(Web page and app entries)
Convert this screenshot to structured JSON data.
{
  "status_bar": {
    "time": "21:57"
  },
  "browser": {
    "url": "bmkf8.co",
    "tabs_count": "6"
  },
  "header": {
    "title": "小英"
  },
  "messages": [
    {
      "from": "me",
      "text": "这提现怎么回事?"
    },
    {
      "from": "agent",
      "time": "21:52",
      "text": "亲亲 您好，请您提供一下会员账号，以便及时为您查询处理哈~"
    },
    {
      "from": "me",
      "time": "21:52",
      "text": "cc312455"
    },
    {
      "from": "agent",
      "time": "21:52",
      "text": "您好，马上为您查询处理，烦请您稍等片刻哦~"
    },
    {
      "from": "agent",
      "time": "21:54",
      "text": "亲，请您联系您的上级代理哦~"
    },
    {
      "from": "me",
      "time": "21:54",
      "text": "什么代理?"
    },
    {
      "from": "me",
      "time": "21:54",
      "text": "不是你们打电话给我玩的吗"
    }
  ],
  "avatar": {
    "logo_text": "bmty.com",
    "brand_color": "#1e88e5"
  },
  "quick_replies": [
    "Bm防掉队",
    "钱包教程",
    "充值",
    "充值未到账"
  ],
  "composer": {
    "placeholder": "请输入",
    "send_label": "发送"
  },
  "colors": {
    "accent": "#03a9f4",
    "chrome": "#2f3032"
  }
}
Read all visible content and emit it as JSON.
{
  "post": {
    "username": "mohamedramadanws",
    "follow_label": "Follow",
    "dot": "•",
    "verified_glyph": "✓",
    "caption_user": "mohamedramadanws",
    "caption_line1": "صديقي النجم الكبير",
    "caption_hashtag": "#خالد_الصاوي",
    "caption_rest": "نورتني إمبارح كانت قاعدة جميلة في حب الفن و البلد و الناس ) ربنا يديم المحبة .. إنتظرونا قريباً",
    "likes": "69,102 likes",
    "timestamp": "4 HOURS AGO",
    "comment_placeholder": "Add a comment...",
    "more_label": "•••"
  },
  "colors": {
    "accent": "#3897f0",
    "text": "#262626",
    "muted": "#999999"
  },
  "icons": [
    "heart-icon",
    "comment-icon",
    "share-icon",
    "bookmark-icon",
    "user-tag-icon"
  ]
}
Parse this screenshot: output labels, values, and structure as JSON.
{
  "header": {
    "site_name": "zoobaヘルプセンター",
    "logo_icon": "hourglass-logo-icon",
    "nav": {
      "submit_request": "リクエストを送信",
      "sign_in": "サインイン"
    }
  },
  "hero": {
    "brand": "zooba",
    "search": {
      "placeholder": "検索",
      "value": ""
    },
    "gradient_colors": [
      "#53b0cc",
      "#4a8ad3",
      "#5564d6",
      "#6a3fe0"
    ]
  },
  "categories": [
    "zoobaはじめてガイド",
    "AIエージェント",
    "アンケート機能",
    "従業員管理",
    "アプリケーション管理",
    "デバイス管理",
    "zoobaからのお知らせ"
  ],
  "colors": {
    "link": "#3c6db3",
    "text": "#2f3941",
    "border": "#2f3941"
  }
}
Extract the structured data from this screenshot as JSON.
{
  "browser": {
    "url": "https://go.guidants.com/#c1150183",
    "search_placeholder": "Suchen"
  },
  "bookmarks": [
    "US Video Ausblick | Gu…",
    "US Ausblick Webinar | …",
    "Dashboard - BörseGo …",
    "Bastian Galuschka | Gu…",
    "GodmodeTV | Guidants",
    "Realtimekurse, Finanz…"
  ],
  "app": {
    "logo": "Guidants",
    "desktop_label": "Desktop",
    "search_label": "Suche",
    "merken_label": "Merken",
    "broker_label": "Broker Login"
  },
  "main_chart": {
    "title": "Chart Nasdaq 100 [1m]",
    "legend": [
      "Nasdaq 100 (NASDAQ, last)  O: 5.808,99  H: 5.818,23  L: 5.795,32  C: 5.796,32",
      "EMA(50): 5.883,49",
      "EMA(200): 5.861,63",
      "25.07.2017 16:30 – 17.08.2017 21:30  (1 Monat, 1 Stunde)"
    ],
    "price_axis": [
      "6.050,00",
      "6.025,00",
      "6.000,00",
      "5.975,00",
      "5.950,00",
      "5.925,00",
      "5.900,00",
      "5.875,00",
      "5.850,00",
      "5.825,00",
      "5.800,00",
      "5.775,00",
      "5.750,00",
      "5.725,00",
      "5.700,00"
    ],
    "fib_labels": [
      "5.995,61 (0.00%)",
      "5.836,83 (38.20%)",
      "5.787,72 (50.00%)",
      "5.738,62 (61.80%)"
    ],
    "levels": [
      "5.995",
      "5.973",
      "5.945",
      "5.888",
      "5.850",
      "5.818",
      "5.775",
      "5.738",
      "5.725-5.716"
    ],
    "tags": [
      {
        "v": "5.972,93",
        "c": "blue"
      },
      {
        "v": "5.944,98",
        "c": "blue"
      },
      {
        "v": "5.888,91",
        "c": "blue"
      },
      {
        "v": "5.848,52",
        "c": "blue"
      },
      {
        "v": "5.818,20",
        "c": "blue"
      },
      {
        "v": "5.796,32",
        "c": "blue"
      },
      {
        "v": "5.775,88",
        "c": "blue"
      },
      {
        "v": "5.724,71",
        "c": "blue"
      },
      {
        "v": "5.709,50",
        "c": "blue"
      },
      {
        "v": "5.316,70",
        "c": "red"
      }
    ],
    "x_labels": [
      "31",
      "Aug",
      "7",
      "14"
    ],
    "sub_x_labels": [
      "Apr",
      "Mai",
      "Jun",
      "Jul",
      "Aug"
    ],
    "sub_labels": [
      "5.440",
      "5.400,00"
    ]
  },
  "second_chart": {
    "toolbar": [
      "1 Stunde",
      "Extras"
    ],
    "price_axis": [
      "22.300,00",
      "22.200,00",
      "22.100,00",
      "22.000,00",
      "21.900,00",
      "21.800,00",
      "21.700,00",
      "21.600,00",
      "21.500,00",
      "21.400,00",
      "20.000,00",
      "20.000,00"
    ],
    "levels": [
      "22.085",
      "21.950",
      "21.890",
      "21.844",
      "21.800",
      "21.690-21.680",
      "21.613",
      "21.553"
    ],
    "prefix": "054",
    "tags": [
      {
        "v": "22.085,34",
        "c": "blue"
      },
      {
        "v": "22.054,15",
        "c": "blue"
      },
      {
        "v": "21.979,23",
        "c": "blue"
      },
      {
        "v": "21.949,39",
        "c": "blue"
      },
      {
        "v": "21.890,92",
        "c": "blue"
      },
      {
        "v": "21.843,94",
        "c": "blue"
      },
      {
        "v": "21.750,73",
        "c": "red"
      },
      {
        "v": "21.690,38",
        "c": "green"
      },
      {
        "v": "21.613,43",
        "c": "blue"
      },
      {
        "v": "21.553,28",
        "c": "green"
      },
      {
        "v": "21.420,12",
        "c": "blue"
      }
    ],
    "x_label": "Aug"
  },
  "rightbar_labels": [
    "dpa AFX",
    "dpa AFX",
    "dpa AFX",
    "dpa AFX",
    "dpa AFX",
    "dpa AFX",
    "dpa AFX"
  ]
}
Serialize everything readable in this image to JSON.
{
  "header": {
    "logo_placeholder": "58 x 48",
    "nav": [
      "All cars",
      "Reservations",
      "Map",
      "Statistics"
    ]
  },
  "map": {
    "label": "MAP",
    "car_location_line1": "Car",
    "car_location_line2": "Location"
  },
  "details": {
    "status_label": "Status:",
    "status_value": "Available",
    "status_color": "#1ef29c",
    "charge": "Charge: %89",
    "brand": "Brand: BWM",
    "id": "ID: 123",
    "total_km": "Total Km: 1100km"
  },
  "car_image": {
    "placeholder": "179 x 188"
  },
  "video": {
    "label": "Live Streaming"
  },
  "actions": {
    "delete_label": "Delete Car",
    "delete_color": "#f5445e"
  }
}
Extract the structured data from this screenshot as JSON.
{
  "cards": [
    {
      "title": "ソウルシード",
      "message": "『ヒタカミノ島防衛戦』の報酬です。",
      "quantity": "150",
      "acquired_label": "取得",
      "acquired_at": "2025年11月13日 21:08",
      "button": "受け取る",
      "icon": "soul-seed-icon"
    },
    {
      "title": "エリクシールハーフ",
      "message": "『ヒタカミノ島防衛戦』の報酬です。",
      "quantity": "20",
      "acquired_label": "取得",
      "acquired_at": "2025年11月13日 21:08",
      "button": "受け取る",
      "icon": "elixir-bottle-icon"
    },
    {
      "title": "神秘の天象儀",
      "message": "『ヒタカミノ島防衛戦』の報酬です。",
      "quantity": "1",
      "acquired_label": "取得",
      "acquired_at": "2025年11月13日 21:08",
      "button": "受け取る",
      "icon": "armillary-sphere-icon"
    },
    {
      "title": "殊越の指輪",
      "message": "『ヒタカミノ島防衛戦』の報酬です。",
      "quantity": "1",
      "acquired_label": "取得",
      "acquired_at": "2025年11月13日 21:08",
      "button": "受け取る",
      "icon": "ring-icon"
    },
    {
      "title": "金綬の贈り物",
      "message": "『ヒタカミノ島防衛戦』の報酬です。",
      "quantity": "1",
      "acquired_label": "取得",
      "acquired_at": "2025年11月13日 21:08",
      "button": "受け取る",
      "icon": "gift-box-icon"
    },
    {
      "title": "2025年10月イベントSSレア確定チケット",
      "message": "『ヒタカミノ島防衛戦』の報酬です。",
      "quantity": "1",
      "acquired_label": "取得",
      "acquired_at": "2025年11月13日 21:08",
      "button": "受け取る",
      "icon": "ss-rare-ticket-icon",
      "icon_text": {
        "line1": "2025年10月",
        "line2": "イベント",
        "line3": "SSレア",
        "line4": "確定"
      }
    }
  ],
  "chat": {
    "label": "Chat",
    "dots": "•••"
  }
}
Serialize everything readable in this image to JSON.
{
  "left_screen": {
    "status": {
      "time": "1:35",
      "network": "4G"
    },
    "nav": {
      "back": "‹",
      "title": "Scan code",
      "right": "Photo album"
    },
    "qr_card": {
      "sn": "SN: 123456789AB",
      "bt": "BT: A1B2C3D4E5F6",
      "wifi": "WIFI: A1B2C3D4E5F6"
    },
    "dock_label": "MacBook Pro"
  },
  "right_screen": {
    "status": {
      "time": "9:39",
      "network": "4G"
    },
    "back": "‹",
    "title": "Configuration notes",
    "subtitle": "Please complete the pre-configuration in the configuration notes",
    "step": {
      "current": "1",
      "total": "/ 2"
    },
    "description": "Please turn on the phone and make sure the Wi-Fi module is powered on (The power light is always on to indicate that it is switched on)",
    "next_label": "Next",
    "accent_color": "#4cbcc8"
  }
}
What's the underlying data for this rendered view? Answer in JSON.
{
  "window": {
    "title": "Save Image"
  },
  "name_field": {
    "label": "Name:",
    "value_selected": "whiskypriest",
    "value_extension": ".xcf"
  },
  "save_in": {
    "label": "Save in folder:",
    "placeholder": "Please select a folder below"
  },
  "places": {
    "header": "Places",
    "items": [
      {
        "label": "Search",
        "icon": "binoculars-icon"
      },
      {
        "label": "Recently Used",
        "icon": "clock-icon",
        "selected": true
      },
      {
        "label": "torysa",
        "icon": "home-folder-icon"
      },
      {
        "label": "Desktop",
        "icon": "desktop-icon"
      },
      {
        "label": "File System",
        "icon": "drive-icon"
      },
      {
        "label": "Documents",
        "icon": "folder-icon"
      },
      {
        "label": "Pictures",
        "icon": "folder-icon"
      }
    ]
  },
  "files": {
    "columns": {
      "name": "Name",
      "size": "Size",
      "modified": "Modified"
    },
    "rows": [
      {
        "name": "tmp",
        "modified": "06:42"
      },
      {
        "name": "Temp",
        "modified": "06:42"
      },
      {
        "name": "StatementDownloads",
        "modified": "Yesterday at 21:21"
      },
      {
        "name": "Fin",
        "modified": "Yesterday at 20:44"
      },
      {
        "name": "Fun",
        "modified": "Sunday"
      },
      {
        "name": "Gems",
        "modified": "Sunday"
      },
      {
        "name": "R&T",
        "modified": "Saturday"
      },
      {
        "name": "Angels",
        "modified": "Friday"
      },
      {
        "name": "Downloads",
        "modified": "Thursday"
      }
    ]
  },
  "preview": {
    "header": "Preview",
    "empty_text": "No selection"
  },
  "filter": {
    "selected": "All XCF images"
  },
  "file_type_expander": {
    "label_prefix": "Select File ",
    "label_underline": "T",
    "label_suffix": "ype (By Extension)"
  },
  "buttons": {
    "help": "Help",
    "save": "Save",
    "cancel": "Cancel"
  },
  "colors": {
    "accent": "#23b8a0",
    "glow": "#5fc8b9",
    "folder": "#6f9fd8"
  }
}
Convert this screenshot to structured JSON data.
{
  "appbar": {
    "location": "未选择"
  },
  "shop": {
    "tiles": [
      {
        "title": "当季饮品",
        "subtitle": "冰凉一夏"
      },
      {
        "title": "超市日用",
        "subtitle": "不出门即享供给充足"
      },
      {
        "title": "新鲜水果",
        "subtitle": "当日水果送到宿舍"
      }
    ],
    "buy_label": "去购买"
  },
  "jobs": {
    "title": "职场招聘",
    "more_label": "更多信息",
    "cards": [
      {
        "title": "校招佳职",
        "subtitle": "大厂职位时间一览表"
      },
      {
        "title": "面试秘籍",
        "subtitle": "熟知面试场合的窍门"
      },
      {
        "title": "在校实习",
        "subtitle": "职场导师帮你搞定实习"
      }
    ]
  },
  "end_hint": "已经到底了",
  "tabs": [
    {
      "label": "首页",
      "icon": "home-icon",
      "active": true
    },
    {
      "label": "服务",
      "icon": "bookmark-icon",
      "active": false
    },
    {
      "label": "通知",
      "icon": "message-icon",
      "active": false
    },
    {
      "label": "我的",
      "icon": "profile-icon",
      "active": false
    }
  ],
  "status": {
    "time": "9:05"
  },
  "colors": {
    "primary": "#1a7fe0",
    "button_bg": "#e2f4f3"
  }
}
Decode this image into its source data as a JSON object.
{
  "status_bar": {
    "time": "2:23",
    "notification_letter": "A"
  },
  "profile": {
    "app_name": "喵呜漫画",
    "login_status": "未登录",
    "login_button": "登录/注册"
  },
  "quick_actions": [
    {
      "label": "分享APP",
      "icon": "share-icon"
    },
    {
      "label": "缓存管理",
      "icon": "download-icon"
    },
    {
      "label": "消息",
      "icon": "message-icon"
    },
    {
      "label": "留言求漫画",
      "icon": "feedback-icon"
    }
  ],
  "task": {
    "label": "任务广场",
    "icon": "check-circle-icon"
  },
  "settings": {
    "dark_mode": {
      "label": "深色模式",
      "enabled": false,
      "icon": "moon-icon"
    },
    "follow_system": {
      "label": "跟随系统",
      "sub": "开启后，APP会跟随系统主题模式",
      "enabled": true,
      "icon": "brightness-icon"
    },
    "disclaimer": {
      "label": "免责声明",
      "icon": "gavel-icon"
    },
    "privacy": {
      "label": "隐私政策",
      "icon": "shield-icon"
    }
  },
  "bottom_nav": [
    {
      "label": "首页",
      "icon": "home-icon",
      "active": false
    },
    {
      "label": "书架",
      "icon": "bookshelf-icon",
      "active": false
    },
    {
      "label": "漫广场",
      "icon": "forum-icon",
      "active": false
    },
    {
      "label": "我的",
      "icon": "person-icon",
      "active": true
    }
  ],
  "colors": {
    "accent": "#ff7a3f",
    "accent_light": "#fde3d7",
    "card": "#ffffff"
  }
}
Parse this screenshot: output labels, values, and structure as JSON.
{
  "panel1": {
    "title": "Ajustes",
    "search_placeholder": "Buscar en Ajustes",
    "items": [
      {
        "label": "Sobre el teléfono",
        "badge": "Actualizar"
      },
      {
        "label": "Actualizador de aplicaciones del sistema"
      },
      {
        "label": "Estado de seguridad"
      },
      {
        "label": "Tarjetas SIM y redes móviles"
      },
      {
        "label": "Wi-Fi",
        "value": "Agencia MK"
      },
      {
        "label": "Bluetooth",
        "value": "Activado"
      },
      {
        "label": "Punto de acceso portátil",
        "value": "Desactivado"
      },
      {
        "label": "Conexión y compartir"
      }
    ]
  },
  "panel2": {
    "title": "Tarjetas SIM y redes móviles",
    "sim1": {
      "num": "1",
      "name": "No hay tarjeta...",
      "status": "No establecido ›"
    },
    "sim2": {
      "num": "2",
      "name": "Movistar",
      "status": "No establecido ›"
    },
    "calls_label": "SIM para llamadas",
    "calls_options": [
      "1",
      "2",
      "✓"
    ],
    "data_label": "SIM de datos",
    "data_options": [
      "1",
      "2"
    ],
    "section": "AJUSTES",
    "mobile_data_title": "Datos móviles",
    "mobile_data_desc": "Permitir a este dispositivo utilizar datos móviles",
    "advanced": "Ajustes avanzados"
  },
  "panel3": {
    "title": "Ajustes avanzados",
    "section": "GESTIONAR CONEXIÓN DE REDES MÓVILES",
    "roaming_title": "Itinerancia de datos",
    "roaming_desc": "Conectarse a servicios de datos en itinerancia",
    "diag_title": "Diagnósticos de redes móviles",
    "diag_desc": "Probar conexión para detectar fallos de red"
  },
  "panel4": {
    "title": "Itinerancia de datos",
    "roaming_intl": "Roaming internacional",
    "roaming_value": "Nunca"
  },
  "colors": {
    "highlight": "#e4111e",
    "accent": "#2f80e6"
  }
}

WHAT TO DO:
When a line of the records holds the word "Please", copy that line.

OUTPUT FOR THIS EXERCISE:
    "subtitle": "Please complete the pre-configuration in the configuration notes",
    "description": "Please turn on the phone and make sure the Wi-Fi module is powered on (The power light is always on to indicate that it is switched on)",
    "placeholder": "Please select a folder below"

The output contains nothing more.